MLB: Spring Training-Texas Rangers at San Francisco Giants Orlando Ramirez-USA TODAY Sports

After a disappointing 2018 season, Brett Martin was nearing the time where he needed to show enough improvement to help out the MLB squad or find himself in uncertain territory in regards to the 40-man roster. Brett Martin wasn’t struggling to strike people out, was controlling his walk rate. and mostly kept the ball in the yard, but hitters had no problem squaring up his fastball sharply for plenty of hits and runs. After a stint training in Seattle with Driveline and reports that he’s much more comfortable in his new role in the bullpen, Martin has seen impressive results both in Spring Training and with AAA Nashville.

Brett Martin has a tall and lean frame — he’s listed at 6’4” 190 lbs, and he has long wiry levers and broad shoulders. While he doesn’t look completely filled out up top, his lower body is strong and he likely won’t put on much, if any, more weight. Martin is an above average athlete with a high waist and quick controlled movements. He delivers over the top with a clean arm action that uses his height and length to his advantage.

When Martin was starting, he worked 91-93 with a flat 4-seam fastball. After the move to the pen, his fastball was 92-94 T 96 that still didn’t show much life. He supplements the fastball with a 84-85 plus changeup with plus deception, tumble, and slight fade.

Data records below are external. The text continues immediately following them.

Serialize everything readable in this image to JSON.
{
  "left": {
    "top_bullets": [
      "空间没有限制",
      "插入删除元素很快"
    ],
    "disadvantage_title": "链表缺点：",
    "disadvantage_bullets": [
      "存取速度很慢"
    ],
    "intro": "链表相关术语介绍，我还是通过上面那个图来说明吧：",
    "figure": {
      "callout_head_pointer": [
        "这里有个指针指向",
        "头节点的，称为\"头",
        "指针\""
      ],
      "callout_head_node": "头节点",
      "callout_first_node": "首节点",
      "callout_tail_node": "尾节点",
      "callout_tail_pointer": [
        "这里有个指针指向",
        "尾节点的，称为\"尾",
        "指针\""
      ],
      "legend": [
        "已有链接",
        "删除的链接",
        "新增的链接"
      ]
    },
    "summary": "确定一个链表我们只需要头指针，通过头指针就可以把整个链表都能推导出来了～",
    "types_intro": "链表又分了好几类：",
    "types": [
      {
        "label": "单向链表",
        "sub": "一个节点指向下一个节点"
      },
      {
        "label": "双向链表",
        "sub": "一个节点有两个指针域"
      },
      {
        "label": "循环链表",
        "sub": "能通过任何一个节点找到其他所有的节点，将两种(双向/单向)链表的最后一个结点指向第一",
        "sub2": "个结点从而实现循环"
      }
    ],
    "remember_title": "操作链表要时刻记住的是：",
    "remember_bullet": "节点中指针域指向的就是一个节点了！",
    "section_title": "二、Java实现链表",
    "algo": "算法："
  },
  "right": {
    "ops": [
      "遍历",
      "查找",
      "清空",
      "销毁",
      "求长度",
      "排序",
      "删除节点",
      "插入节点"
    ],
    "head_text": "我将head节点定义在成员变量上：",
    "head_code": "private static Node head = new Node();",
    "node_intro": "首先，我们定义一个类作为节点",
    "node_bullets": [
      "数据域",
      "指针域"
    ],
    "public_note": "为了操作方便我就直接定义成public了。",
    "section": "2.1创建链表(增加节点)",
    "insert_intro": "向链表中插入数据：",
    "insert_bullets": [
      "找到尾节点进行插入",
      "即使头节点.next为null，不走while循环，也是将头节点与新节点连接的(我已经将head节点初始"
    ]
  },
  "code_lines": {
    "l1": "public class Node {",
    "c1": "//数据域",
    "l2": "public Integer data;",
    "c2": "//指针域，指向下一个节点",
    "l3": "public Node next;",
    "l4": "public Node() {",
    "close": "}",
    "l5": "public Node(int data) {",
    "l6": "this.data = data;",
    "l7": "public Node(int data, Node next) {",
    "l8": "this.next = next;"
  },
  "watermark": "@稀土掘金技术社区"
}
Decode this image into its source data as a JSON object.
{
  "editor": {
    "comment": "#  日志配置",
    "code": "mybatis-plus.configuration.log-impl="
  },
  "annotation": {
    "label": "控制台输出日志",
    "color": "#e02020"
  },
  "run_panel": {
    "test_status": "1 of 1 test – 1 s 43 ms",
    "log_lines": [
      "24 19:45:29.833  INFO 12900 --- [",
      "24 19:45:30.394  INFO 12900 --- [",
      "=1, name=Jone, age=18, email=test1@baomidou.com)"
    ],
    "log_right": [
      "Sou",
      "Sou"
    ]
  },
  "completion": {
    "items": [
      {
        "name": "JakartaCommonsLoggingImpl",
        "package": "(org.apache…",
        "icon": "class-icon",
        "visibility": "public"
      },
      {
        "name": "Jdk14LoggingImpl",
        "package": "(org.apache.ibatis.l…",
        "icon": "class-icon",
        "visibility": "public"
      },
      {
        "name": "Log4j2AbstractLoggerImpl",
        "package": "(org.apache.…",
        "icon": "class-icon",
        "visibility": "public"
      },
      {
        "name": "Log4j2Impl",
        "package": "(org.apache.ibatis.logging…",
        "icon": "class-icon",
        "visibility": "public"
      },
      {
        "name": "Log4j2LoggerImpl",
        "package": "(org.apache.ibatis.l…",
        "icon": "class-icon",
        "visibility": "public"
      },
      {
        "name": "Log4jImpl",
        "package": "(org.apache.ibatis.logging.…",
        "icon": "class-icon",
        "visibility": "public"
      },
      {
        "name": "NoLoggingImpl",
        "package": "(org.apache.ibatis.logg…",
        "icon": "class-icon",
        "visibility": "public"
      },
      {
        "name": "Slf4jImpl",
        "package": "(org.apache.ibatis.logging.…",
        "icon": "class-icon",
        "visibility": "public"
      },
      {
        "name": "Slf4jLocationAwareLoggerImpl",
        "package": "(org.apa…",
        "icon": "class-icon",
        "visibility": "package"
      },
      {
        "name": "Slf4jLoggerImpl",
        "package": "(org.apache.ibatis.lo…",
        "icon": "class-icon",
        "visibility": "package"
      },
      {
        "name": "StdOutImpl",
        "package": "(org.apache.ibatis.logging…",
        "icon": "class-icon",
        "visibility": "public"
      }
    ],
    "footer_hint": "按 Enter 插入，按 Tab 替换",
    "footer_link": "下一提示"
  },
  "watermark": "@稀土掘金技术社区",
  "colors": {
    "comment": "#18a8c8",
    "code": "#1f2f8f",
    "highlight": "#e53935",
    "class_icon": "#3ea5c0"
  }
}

Later in 2018 he added a plus 82-84 slider with plus dive which he started using more often than his 77-79 true curveball that occasionally flashed average.

When starting, Martin was forced to lean heavily on the fastball to setup the use of his primary weapon, the changeup. Unfortunately hitters didn’t struggle to pick up the fastball and when it wasn’t perfectly located it was laced for line drives. This lead to some strange stat lines where Martin missed plenty of bats with the CH/SL, but struggled to get through multiple innings without a lot of hard contact due to hitters squaring up the fastball.

As a reliever in shorter stints, Martin can lean much more on the SL/CH as he doesn’t need to worry about getting hitters different looks 2-3 times through the order. In addition, reports are that Martin feels much more comfortable out of the pen. Confidence is often underrated in its importance, but the ability to attack hitters even after mistakes get punished is vital.

Overall, Martin has the stuff to be a quality arm in the back of the bullpen where he can unleash his three primary offerings to his full potential. I have to admit, I was a bit surprised when it started sounding like he was destined for a full time bullpen role as his repertoire still seems like he could translate into a back of the rotation arm. Recently there have been multiple instances of FB/CH pitchers being more effective by utilizing their changeup to a greater extent than a pitcher might historically and I think Brett Martin could benefit from it. That being said, if Martin truly feels more comfortable and confident out of the pen and the Rangers think it will help him stay healthy, then it seems to be a well-thought out decision. Regardless of how he finally got their, I’m excited to see Brett Martin push through to the next level and take hold of an MLB roster spot.